I've overclocked and overcooked for quite few years now. Keep going and you will pass that critical line - the one that can't fill the bucket as fast as you are emptying it...great fun getting there though.
You paint a charming picture Chris, but although I've probably typed a few responses from park benches there's never been a tartan rug in sight.
My lack of interest in overclocking isn't the reaction of a Luddite, I've built and tuned many a machine, I've just never felt the need to push a processor to the limit; fractions of seconds aren't that important to me in the work that I do.
Apologies in advance for any typos - gnarled fists and laptop keyboards aren't a marriage made in heaven.
My list of 'never done' consists of replacing mobo. Flashing bios and overclocking. Found out that I can overclock my CPU to 8% and GPU to 10% safely. Any more on the CPU and the bios won't work. So my list of 'never done' has been reduced by 1. Not been a spectacularly overclocking (not added special cooling systems) but have had success.
I have a quite nice Asus motherboard, whch allows for more than one bios profile to be stored, and for some fine tuning of a lot of hardware.
I have three profiles sotred on it. 'low power', which underclocks the system, but reduces power consumption to almost nothing (good for if i'm only web surfing, word processing etc) and when the PC will be on for a long time.
'Normal'...pretty much self explanatory. And 'high power', which is a 40% overclock. This is for when I need to do a lot of data crunching, and especially video editing. This pretty much improves video editing time by 40%. Well worth it if it would otherwise take 2 hours to do a video conversion!

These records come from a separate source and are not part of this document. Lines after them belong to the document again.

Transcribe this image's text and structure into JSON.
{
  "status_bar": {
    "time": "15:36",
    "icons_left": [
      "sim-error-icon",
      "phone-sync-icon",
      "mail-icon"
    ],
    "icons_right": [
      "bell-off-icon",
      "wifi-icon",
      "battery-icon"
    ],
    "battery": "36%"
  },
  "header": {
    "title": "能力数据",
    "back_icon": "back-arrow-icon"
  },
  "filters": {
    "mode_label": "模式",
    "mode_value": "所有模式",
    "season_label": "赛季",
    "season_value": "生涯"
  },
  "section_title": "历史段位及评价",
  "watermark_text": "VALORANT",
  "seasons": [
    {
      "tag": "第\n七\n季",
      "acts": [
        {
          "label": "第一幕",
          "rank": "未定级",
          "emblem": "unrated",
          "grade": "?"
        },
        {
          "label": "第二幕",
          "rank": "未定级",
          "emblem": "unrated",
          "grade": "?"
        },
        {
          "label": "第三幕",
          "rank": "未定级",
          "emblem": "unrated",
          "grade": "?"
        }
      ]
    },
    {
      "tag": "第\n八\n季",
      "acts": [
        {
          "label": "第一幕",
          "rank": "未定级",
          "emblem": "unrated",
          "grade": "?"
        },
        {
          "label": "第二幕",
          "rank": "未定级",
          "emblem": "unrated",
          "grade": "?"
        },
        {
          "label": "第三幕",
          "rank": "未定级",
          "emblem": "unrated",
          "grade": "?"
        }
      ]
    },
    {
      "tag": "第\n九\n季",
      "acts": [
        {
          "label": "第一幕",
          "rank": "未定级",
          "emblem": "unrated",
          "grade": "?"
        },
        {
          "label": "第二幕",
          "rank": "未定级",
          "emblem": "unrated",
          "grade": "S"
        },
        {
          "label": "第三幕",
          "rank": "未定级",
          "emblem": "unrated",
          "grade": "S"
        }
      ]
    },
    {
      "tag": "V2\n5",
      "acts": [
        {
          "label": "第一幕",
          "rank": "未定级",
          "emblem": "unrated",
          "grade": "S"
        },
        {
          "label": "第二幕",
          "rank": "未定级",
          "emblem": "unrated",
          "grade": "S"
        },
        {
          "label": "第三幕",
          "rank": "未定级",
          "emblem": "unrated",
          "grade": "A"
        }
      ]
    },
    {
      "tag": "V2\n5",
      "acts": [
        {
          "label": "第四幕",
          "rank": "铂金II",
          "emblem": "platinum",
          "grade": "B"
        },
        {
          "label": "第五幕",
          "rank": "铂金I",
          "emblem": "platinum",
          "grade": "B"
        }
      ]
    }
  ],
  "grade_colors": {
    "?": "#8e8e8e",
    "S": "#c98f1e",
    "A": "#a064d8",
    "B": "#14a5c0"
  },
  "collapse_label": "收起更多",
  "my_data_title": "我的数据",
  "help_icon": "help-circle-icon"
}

So, I find it well worth being able to adjust my hardware performance profiles.